Keeping it simple the movie starts with, what is now a popular scene, an online group chat, a lot of people are now more familiar with Zoom and Skype than ever before so while this might be new to some it’s very ingrained. But Rob Savage doesn’t mess around with having to explain what’s happening which is tremendous that he doesn’t insult his audience with going over the basics of this occult set up and ploughs into the action and I can’t praise this approach enough.
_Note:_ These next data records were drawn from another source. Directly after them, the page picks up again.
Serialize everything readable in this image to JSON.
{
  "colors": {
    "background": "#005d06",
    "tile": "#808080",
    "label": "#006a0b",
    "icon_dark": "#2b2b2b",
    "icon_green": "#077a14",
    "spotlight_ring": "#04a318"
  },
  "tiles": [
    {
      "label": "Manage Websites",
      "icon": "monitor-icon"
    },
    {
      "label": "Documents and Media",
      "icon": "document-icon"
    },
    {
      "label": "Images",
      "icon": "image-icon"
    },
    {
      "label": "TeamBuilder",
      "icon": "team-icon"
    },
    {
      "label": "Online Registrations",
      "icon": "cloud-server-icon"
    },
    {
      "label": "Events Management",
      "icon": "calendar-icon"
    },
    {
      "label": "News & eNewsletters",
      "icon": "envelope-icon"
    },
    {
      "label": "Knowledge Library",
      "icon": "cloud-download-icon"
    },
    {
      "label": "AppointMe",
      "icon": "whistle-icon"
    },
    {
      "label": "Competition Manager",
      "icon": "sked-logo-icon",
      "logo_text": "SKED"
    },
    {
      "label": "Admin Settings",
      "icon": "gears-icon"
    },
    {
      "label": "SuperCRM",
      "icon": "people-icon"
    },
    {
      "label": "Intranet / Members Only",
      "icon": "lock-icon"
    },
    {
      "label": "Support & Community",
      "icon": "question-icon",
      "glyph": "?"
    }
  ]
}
After the introductions, the stereotypical crystal bashing medium comes online and guides the girls through opening a circle and what they need to do to break it and they begin calling out to the unknown, and pretty quickly something begins calling back. What turns out to be a cruel joke really opens a can of worms but everyone involved in the now cursed video call is live bait!
Savage really had to be creative with his approach to to this project as social distancing was no doubt on everyone’s mind but with having the cast all acting in different place there are some advantages, some of the death and horror scenes were arranged and played back to the cast live so the reactions are real, genuine shock is always more effective. But the effects, while limited, are really effective if not for the expert timing and cast reactions. Chairs fling people around and even becoming rather threatening device in the final act, something similar to Stephen Spielberg cult classic Poltergeist (1981) when it’s quite funny to watch them skit across a floor, besides the furniture doing a dance, doors creak open and and orbs float around but as seen in the Shudder adverts there is that particularly creepy scene when the invisible spirit is wearing a mask thanks to a camera filter, and this isn’t the only example of how modern tech is used to keep the creep level high in this short horror.
There’s a huge effort to start small and build up to more dangerous and gross effects, fires, broken necks and drownings are all on the card but at times the girls, all young and pretty in their own ways do seem to miss a trick or two, like maybe calling a priest?, at one point there’s a fair amount of damage already done and the medium had been cut off but no one has thought to contact her or to take a number, it’s a tiny bit frustrating but in the heat of the moment I was sucked in and didn’t think of it either and hindsight is a bitch.
Host is a pretty harrowing experience, especially if, like me and others you were watching it on a screen similar to the cast, either a mobile or laptop, because that’s what us young people do these days, and there’s so much in Host we can identify with, wanting to reach out to our friends and do something together during lock down, having a selfie stick hidden somewhere in a drawer along with other fads from last year and accidentally invoking evil spirits on the internet.
Without a huge affair dealing with dark histories, esoteric rites and complicated plots there isn’t much to really dwell on after the movie, it’s a 100% “it is what it is” affair and I really adore the end credits.
I feel that with the direct approach to storytelling and short running time is the aim is to give people something they can jump in and get a kick out while not having too much to moan about, i mean it doesn’t even take up a whole hour, but like a few recent found footage movies such as Death of Vlogger I feel the genre is really getting pushed into something more new and dynamic and it’s pretty special that it’s happening in the UK, a delightful reflection of British ingenuity and host of talented young artists.
Related: Death of a Vlogger (2020), Unfriended (2014), E-Demon (2018),
Lists: A-Z of Found Footage Movies, Seance Cinema
Article: AOFA Short Introduction and History to Found Footage